You've stated that this will be your final gig as a sequential artist. How did that factor into this grand finale with your style and design choices?
Well, I have a love affair with sequential storytelling and have no plans of stopping that, per se. However, I’m pretty certain that I don’t fit into the US comic book industry in any way that brings me sustained happiness.
I’m tired of working countless hours for those that just see me as a Golden Goose, and of being thrown away if I don’t perfectly fit their brand of hubris. I respect the medium too much to be generally compatible — but it’s important to note that this is my fault and not the industry’s. It is what it is, but I know that I just bring chaos to the poor people that have to work with me. It’s not really fair to anyone.
I am leaving the industry as an interior artist. I’m not bleeding for anyone but myself from here on out. I don’t care if I have to sell my books out of the trunk of my car, but it’s just me and my muse now. Everyone else can play King of the Shitheads and give each other trophies. I’ll be in my lab.
How did this factor into Hellboy? I started my career with Hellboy and now I get to hang my damn hat on it. This is a special opportunity and I’m bringing 100% of my ability to every single line of every single page until either I reach my goal or my fingers fall off. Where that lands me, I suppose the Fates will decide. But I’m going down swinging like it’s my fucking Rocky moment. Cue “Going the Distance” by Bill Conti.

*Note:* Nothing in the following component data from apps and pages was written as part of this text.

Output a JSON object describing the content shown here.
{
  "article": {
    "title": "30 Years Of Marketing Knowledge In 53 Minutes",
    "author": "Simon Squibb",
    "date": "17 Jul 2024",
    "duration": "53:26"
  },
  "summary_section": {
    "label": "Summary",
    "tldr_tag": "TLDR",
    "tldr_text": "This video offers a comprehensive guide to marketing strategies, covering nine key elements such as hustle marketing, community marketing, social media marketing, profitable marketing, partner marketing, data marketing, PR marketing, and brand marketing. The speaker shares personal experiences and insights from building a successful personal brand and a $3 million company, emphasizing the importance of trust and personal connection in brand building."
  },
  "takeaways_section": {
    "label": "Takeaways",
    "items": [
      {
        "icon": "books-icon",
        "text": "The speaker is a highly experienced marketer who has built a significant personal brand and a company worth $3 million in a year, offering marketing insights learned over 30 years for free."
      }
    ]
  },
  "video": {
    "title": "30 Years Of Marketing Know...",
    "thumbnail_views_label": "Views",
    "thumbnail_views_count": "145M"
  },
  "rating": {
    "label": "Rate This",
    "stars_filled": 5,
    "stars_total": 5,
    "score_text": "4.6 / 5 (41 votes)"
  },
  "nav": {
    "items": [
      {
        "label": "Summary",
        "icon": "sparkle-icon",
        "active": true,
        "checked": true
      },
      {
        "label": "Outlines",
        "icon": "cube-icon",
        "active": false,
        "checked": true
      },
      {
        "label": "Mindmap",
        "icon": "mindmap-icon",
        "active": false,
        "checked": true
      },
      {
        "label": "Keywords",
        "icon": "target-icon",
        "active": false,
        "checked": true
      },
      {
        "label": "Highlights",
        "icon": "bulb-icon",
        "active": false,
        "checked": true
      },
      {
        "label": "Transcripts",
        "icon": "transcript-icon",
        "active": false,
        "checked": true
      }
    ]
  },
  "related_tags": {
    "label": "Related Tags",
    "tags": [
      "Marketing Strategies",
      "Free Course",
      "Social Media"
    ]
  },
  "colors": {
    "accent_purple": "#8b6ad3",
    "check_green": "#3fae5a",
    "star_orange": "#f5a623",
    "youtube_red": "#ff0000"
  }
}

Hellboy and the B.P.R.D.: The Return of Effie Kolb debuts February 19, 2020